Instructions for the task:
When a line in the records contains the string "Kapat", copy that line.

Available data:
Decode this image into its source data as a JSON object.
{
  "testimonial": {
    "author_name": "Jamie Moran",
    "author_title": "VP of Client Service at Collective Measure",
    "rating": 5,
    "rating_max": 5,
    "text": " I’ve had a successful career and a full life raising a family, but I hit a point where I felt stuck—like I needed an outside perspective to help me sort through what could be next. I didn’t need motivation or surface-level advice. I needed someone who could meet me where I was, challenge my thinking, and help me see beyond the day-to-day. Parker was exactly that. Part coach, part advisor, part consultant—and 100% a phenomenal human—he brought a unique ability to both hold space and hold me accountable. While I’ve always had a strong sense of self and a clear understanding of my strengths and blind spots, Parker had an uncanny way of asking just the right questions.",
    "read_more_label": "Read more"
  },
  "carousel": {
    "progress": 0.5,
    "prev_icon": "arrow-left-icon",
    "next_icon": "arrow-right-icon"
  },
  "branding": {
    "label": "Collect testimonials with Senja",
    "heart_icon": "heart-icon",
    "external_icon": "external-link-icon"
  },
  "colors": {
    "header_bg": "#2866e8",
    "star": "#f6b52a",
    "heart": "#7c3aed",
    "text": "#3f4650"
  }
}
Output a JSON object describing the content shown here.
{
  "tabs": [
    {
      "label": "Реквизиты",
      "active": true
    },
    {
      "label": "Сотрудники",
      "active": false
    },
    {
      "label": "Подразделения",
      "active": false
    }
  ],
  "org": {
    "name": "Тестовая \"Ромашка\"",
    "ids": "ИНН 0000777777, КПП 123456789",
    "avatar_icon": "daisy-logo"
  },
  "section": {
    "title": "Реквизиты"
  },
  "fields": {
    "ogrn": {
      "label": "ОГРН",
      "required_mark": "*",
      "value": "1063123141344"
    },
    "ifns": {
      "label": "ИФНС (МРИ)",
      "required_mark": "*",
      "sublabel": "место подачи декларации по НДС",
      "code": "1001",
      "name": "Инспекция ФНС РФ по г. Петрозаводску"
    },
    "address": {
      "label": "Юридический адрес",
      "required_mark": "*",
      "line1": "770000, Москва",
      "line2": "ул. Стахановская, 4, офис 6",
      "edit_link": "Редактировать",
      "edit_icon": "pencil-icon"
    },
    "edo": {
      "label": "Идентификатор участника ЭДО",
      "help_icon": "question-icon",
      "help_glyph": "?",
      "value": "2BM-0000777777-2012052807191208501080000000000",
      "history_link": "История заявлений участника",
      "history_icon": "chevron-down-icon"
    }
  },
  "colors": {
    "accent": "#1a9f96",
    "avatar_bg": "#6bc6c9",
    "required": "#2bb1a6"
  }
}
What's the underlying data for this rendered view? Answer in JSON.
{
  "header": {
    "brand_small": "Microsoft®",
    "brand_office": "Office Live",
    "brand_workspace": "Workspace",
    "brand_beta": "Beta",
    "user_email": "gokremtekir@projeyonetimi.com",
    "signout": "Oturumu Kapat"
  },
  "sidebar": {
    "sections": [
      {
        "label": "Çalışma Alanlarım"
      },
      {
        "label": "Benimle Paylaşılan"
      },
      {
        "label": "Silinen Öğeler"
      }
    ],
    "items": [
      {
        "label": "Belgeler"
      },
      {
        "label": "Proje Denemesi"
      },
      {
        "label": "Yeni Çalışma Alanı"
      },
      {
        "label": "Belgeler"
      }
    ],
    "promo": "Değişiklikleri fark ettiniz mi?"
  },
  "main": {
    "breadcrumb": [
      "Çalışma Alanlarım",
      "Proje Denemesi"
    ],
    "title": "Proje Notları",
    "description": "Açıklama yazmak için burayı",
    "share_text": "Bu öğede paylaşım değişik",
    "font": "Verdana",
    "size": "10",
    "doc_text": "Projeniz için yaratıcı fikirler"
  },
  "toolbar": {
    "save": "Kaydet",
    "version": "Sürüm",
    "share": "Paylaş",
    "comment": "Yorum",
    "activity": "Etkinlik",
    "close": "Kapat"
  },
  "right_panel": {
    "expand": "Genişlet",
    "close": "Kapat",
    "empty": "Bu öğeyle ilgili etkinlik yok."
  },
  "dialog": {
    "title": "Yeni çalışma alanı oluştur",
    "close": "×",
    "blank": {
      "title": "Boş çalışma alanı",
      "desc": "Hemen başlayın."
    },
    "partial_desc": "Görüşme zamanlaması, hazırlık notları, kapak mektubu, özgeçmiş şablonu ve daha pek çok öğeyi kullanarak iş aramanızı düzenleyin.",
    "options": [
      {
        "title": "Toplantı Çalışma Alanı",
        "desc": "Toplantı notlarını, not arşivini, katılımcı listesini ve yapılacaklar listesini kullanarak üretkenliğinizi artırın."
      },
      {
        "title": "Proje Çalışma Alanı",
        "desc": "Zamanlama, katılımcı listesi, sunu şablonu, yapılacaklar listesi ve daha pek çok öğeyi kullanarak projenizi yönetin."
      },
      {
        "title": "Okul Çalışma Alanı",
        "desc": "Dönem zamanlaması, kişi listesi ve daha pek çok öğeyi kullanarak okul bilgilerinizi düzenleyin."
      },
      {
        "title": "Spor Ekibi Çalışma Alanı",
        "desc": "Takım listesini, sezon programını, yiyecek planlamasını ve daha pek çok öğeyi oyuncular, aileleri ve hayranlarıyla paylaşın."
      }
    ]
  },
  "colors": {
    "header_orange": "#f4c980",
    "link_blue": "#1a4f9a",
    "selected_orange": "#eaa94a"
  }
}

Reply to the exercise:
    "signout": "Oturumu Kapat"
    "close": "Kapat"
    "close": "Kapat",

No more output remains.